▶ [Assignment]
A verbatim reproduction of every entry is the expected answer.

(Excerpts from an interface dataset)
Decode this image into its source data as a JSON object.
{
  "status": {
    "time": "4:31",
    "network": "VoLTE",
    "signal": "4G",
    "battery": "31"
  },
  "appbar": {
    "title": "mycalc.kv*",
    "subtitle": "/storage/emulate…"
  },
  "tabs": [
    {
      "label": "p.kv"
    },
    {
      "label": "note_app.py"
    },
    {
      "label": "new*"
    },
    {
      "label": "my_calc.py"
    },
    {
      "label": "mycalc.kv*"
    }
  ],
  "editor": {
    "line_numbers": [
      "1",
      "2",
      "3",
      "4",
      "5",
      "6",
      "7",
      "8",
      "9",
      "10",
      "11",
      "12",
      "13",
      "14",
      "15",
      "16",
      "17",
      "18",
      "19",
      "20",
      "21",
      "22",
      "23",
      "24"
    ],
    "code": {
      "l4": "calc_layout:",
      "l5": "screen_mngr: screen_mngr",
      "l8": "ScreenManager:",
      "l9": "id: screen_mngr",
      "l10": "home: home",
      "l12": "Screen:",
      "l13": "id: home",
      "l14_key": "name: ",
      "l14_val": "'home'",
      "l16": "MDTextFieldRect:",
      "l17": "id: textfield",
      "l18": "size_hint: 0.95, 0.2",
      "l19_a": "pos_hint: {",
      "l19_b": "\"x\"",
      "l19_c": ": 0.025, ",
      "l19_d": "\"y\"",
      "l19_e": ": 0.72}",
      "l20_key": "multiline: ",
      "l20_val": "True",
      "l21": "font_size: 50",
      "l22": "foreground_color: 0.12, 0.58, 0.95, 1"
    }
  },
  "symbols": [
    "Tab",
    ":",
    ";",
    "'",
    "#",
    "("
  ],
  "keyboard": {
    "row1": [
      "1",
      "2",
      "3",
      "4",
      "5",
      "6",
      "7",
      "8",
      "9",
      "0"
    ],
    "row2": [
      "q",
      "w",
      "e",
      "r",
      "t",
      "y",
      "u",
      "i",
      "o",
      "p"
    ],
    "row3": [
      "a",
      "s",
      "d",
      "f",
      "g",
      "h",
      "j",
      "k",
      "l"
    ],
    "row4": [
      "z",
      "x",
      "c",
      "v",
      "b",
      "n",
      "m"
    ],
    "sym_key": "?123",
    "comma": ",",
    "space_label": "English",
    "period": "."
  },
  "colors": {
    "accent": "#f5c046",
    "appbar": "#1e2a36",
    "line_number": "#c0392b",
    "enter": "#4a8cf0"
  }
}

▶ [Exercise solution]
Decode this image into its source data as a JSON object.
{
  "status": {
    "time": "4:31",
    "network": "VoLTE",
    "signal": "4G",
    "battery": "31"
  },
  "appbar": {
    "title": "mycalc.kv*",
    "subtitle": "/storage/emulate…"
  },
  "tabs": [
    {
      "label": "p.kv"
    },
    {
      "label": "note_app.py"
    },
    {
      "label": "new*"
    },
    {
      "label": "my_calc.py"
    },
    {
      "label": "mycalc.kv*"
    }
  ],
  "editor": {
    "line_numbers": [
      "1",
      "2",
      "3",
      "4",
      "5",
      "6",
      "7",
      "8",
      "9",
      "10",
      "11",
      "12",
      "13",
      "14",
      "15",
      "16",
      "17",
      "18",
      "19",
      "20",
      "21",
      "22",
      "23",
      "24"
    ],
    "code": {
      "l4": "calc_layout:",
      "l5": "screen_mngr: screen_mngr",
      "l8": "ScreenManager:",
      "l9": "id: screen_mngr",
      "l10": "home: home",
      "l12": "Screen:",
      "l13": "id: home",
      "l14_key": "name: ",
      "l14_val": "'home'",
      "l16": "MDTextFieldRect:",
      "l17": "id: textfield",
      "l18": "size_hint: 0.95, 0.2",
      "l19_a": "pos_hint: {",
      "l19_b": "\"x\"",
      "l19_c": ": 0.025, ",
      "l19_d": "\"y\"",
      "l19_e": ": 0.72}",
      "l20_key": "multiline: ",
      "l20_val": "True",
      "l21": "font_size: 50",
      "l22": "foreground_color: 0.12, 0.58, 0.95, 1"
    }
  },
  "symbols": [
    "Tab",
    ":",
    ";",
    "'",
    "#",
    "("
  ],
  "keyboard": {
    "row1": [
      "1",
      "2",
      "3",
      "4",
      "5",
      "6",
      "7",
      "8",
      "9",
      "0"
    ],
    "row2": [
      "q",
      "w",
      "e",
      "r",
      "t",
      "y",
      "u",
      "i",
      "o",
      "p"
    ],
    "row3": [
      "a",
      "s",
      "d",
      "f",
      "g",
      "h",
      "j",
      "k",
      "l"
    ],
    "row4": [
      "z",
      "x",
      "c",
      "v",
      "b",
      "n",
      "m"
    ],
    "sym_key": "?123",
    "comma": ",",
    "space_label": "English",
    "period": "."
  },
  "colors": {
    "accent": "#f5c046",
    "appbar": "#1e2a36",
    "line_number": "#c0392b",
    "enter": "#4a8cf0"
  }
}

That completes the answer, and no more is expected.